▶ [WORK REQUEST]:
From the data that follows, copy every line with the string "Injection".

▶ [RECORDS FOR THE TASK]:
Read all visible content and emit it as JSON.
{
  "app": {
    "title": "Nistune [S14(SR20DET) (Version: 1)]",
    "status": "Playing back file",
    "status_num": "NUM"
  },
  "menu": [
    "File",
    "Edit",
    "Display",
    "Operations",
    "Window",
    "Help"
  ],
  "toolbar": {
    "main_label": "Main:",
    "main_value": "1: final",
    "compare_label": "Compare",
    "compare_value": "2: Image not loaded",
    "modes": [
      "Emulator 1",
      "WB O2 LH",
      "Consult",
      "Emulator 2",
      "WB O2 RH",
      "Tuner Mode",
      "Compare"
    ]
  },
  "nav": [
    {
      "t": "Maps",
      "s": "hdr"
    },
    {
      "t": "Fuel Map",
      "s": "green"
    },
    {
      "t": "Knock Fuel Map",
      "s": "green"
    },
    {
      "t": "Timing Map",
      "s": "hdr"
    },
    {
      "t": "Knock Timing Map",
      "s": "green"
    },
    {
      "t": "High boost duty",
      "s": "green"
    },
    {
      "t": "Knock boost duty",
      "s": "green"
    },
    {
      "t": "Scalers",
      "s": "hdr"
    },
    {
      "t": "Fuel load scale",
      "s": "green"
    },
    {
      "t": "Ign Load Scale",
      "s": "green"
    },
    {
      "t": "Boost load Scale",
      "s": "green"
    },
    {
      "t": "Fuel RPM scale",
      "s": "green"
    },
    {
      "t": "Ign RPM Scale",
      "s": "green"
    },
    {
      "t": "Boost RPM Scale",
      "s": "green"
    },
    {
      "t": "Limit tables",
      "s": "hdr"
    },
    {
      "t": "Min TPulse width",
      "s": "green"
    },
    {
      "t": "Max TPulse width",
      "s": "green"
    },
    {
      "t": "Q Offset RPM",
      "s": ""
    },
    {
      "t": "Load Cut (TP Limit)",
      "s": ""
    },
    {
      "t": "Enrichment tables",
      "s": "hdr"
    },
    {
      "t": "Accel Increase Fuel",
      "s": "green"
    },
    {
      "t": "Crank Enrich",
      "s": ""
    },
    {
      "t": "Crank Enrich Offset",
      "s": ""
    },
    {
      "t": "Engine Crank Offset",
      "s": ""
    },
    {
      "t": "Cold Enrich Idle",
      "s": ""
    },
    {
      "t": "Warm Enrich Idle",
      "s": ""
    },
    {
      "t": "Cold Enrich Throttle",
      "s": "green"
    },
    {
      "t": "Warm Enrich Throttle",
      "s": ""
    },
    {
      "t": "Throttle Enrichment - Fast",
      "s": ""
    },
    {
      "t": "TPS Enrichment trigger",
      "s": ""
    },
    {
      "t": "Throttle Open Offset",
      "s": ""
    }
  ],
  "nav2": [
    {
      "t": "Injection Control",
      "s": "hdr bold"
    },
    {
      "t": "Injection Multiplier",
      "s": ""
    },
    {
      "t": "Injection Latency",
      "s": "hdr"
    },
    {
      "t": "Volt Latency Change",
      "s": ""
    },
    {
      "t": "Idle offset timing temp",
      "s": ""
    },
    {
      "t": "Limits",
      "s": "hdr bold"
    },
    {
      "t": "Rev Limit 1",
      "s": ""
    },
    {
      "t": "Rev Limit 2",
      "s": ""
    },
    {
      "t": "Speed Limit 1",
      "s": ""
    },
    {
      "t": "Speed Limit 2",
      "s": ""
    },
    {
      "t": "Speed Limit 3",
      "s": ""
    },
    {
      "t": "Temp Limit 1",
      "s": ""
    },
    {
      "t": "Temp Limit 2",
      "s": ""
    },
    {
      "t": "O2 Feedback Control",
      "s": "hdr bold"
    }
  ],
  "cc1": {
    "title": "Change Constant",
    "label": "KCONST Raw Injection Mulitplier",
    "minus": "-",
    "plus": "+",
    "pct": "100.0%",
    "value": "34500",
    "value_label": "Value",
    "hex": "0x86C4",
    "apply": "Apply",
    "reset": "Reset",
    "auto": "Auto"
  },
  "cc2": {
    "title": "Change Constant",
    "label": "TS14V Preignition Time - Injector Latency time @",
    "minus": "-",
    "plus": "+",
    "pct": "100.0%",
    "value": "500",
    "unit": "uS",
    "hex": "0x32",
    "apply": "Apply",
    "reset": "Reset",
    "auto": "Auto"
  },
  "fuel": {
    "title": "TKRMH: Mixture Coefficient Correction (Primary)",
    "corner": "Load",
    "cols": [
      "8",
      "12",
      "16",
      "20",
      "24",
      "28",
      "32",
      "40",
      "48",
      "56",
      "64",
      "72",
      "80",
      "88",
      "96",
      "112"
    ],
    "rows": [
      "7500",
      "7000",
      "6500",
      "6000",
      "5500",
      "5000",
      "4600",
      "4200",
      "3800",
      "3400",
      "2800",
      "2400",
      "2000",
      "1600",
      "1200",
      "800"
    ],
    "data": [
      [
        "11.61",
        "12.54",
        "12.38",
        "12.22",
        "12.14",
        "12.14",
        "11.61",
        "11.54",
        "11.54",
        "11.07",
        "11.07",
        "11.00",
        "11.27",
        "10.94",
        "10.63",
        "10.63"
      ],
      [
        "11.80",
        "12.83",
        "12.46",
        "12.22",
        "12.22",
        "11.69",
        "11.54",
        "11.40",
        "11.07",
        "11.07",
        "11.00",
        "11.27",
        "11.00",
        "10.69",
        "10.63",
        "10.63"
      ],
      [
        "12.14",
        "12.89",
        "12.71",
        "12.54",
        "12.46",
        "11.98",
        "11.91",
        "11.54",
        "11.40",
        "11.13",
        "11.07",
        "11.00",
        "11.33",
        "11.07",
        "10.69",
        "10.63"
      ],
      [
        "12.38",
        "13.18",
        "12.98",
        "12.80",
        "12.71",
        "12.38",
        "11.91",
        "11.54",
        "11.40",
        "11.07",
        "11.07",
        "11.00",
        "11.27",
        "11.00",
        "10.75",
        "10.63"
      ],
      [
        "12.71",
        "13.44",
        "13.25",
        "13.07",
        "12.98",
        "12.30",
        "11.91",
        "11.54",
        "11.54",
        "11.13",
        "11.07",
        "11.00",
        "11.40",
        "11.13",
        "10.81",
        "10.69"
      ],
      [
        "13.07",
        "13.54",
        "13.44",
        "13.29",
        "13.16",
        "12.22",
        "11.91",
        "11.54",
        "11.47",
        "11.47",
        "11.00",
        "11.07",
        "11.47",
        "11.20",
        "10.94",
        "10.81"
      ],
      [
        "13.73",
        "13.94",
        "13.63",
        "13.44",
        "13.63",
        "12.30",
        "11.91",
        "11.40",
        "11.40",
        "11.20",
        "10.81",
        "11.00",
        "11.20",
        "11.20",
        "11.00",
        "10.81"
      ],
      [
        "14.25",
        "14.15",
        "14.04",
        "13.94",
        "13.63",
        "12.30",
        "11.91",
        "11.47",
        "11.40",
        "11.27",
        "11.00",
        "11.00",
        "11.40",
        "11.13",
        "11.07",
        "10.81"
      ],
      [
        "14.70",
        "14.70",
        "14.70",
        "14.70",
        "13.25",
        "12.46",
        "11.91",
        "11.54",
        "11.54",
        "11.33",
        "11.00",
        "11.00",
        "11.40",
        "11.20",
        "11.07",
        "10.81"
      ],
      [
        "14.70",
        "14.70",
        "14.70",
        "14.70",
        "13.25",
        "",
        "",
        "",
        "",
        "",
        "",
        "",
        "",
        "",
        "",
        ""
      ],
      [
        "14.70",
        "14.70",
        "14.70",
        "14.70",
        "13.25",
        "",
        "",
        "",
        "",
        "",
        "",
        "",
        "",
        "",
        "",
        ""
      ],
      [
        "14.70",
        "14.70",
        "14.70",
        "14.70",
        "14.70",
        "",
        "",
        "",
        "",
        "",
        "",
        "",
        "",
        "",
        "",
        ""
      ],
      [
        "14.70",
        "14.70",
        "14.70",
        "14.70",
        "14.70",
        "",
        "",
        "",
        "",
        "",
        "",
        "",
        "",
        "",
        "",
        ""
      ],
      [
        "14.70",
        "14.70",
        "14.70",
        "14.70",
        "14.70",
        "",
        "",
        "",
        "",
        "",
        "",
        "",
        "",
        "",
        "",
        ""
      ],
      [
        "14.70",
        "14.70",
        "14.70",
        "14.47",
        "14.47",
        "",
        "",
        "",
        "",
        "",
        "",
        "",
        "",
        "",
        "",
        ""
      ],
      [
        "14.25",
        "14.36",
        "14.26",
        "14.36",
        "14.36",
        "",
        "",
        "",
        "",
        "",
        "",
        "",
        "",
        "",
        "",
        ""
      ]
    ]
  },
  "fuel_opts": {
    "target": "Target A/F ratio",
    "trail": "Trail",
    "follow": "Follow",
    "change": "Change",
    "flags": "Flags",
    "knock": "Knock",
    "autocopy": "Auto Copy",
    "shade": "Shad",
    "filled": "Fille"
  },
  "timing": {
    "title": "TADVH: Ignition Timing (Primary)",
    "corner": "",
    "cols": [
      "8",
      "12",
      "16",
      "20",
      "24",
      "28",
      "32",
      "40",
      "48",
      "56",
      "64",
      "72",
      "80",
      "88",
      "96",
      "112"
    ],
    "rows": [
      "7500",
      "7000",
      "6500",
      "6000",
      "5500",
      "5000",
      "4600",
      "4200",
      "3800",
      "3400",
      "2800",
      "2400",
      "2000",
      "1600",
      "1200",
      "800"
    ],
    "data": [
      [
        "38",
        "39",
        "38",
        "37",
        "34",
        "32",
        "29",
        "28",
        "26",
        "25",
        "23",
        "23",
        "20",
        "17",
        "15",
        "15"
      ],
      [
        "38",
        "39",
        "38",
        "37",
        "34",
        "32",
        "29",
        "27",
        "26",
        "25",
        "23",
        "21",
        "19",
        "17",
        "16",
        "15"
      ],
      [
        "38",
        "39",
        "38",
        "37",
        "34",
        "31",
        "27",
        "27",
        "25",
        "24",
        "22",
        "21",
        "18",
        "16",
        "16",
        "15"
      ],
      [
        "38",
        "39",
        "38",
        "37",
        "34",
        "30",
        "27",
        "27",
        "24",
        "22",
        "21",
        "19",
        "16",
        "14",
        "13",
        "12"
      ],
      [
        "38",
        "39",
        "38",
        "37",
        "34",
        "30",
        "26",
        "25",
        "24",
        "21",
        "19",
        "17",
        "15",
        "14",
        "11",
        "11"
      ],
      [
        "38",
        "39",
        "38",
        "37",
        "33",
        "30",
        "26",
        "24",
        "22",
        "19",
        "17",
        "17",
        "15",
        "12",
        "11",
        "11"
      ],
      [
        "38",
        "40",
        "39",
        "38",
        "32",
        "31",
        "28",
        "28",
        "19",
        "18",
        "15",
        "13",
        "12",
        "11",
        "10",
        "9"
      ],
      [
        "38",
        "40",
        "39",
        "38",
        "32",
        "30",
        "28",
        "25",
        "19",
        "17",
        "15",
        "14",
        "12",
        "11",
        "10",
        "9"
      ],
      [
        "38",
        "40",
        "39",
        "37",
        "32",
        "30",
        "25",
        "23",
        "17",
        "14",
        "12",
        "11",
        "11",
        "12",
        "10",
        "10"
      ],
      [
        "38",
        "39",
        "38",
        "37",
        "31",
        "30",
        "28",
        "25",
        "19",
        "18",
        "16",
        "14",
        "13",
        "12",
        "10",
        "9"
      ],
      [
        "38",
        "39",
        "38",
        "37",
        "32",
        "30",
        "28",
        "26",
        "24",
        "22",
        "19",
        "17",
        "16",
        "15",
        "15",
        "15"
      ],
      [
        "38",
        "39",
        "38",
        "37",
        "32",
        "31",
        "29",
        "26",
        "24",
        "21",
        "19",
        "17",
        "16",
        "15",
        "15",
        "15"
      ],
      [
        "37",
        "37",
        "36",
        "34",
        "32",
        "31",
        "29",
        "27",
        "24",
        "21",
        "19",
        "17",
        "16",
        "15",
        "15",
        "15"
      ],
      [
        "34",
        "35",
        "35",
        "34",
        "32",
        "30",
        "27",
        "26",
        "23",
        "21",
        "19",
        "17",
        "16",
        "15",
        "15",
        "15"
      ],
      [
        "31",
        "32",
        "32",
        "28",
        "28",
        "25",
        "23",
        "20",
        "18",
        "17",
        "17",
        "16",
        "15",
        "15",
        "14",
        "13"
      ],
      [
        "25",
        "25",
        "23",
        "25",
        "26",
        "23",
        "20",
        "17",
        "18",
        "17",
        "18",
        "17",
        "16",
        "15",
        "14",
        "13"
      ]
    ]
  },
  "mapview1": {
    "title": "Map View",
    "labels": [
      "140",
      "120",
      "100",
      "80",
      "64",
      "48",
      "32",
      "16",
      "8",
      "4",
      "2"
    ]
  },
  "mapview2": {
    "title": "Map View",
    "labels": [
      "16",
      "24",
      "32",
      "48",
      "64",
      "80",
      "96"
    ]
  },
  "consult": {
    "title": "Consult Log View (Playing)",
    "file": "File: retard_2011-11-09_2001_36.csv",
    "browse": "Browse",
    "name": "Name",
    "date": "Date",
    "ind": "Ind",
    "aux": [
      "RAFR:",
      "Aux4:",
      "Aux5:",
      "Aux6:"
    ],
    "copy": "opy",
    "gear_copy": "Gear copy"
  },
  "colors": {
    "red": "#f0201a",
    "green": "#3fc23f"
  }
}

▶ [SOLUTION FOR THIS TASK]:
      "t": "Injection Control",
      "t": "Injection Multiplier",
      "t": "Injection Latency",
    "label": "KCONST Raw Injection Mulitplier",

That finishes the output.